• **EXERCISE DIRECTIONS**
Copy out every entry that follows, without a single picture.
STORED DATA: Begin
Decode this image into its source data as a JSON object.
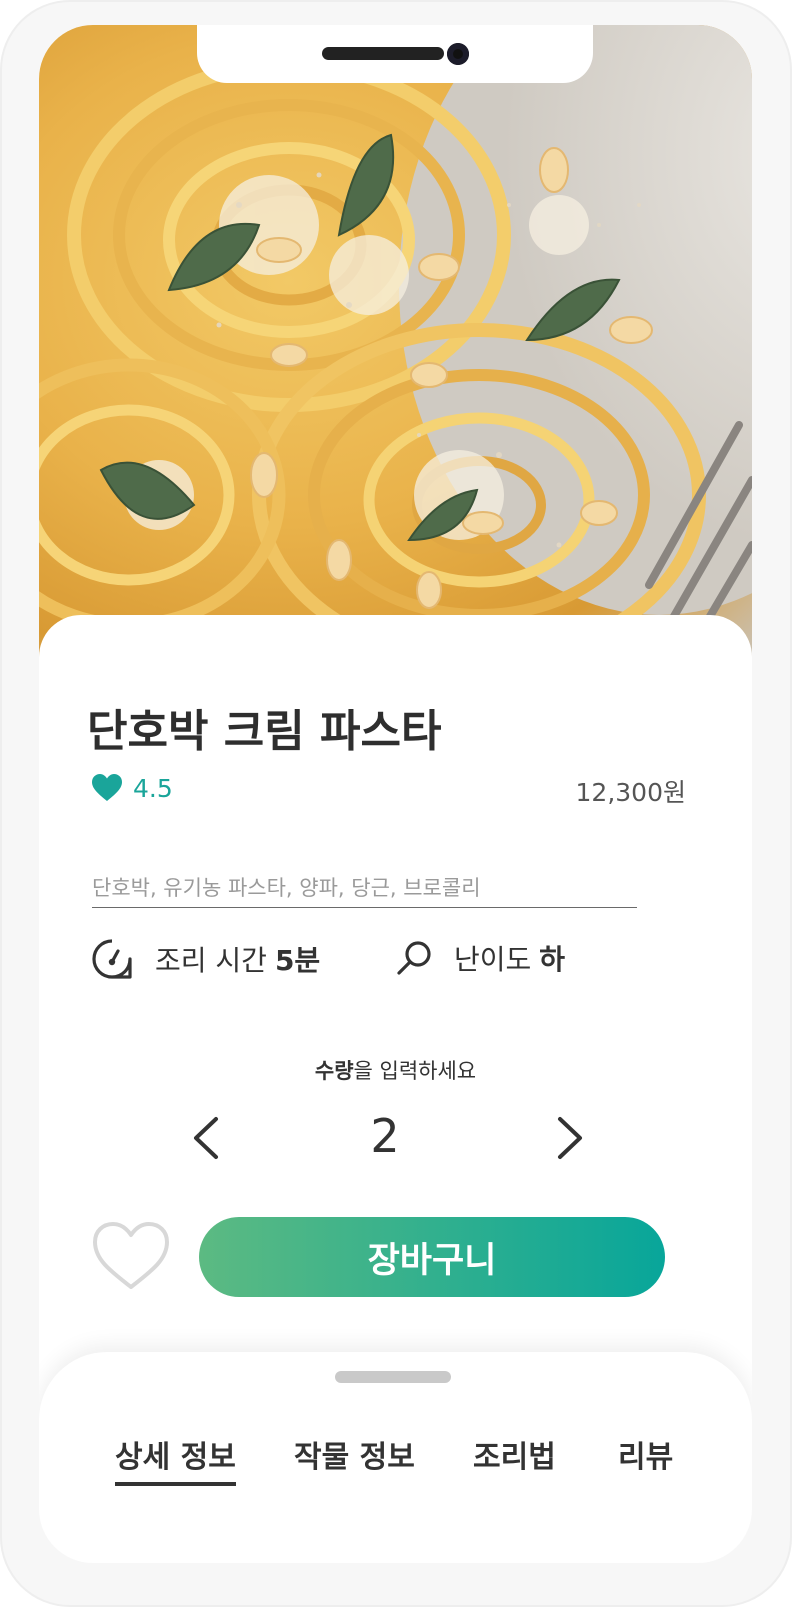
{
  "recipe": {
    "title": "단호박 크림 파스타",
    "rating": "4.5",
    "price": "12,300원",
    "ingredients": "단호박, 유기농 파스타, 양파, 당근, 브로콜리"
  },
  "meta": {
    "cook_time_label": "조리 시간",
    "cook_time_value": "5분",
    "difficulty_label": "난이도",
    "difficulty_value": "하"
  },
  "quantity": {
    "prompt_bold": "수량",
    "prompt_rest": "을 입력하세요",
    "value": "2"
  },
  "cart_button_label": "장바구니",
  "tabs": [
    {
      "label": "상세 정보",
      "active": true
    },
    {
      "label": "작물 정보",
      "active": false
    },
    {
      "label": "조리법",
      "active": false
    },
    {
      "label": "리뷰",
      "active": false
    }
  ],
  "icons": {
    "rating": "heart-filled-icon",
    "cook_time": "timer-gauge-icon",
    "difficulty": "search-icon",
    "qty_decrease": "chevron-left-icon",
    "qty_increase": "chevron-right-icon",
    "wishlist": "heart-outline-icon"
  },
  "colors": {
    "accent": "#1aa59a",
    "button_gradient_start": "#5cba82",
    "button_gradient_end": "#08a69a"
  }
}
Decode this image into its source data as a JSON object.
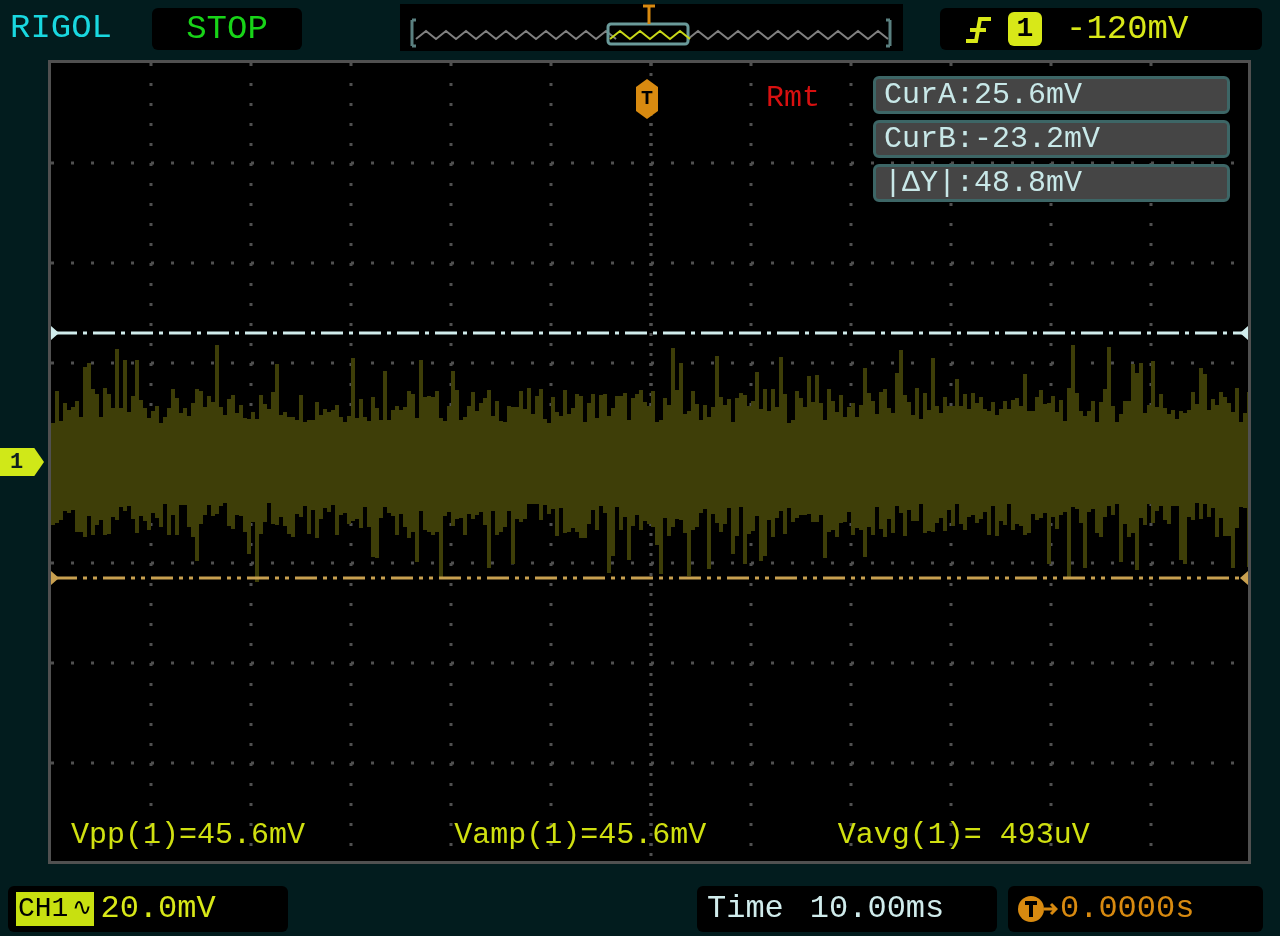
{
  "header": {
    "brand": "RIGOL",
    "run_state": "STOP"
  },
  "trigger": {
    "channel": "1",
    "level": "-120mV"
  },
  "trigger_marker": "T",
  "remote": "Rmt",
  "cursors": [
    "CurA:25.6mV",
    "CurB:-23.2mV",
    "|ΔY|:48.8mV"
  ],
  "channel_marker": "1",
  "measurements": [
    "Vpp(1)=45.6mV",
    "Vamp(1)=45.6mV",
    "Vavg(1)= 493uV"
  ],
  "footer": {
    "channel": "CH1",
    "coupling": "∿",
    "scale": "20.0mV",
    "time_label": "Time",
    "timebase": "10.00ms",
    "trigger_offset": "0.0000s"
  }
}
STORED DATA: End
• **RESULT BELOW**
Decode this image into its source data as a JSON object.
{
  "recipe": {
    "title": "단호박 크림 파스타",
    "rating": "4.5",
    "price": "12,300원",
    "ingredients": "단호박, 유기농 파스타, 양파, 당근, 브로콜리"
  },
  "meta": {
    "cook_time_label": "조리 시간",
    "cook_time_value": "5분",
    "difficulty_label": "난이도",
    "difficulty_value": "하"
  },
  "quantity": {
    "prompt_bold": "수량",
    "prompt_rest": "을 입력하세요",
    "value": "2"
  },
  "cart_button_label": "장바구니",
  "tabs": [
    {
      "label": "상세 정보",
      "active": true
    },
    {
      "label": "작물 정보",
      "active": false
    },
    {
      "label": "조리법",
      "active": false
    },
    {
      "label": "리뷰",
      "active": false
    }
  ],
  "icons": {
    "rating": "heart-filled-icon",
    "cook_time": "timer-gauge-icon",
    "difficulty": "search-icon",
    "qty_decrease": "chevron-left-icon",
    "qty_increase": "chevron-right-icon",
    "wishlist": "heart-outline-icon"
  },
  "colors": {
    "accent": "#1aa59a",
    "button_gradient_start": "#5cba82",
    "button_gradient_end": "#08a69a"
  }
}
Decode this image into its source data as a JSON object.
{
  "header": {
    "brand": "RIGOL",
    "run_state": "STOP"
  },
  "trigger": {
    "channel": "1",
    "level": "-120mV"
  },
  "trigger_marker": "T",
  "remote": "Rmt",
  "cursors": [
    "CurA:25.6mV",
    "CurB:-23.2mV",
    "|ΔY|:48.8mV"
  ],
  "channel_marker": "1",
  "measurements": [
    "Vpp(1)=45.6mV",
    "Vamp(1)=45.6mV",
    "Vavg(1)= 493uV"
  ],
  "footer": {
    "channel": "CH1",
    "coupling": "∿",
    "scale": "20.0mV",
    "time_label": "Time",
    "timebase": "10.00ms",
    "trigger_offset": "0.0000s"
  }
}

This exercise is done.